Problem to solve: Restate the data exactly, with nothing altered.

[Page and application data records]
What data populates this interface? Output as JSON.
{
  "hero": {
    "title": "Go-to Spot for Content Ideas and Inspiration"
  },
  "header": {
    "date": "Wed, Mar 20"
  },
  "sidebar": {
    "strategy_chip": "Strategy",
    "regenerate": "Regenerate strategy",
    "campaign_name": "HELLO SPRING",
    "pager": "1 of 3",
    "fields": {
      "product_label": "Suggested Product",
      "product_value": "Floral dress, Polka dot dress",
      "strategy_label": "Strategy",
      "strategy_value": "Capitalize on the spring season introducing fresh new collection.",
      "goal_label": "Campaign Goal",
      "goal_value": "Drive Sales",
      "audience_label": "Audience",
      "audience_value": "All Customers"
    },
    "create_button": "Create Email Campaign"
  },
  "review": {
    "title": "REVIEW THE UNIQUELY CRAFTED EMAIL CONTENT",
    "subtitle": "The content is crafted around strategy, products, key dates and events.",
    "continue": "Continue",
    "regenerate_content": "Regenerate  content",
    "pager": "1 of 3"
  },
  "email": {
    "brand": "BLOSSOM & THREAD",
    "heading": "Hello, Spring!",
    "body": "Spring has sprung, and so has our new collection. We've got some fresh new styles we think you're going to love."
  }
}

Your solution:
What data populates this interface? Output as JSON.
{
  "hero": {
    "title": "Go-to Spot for Content Ideas and Inspiration"
  },
  "header": {
    "date": "Wed, Mar 20"
  },
  "sidebar": {
    "strategy_chip": "Strategy",
    "regenerate": "Regenerate strategy",
    "campaign_name": "HELLO SPRING",
    "pager": "1 of 3",
    "fields": {
      "product_label": "Suggested Product",
      "product_value": "Floral dress, Polka dot dress",
      "strategy_label": "Strategy",
      "strategy_value": "Capitalize on the spring season introducing fresh new collection.",
      "goal_label": "Campaign Goal",
      "goal_value": "Drive Sales",
      "audience_label": "Audience",
      "audience_value": "All Customers"
    },
    "create_button": "Create Email Campaign"
  },
  "review": {
    "title": "REVIEW THE UNIQUELY CRAFTED EMAIL CONTENT",
    "subtitle": "The content is crafted around strategy, products, key dates and events.",
    "continue": "Continue",
    "regenerate_content": "Regenerate  content",
    "pager": "1 of 3"
  },
  "email": {
    "brand": "BLOSSOM & THREAD",
    "heading": "Hello, Spring!",
    "body": "Spring has sprung, and so has our new collection. We've got some fresh new styles we think you're going to love."
  }
}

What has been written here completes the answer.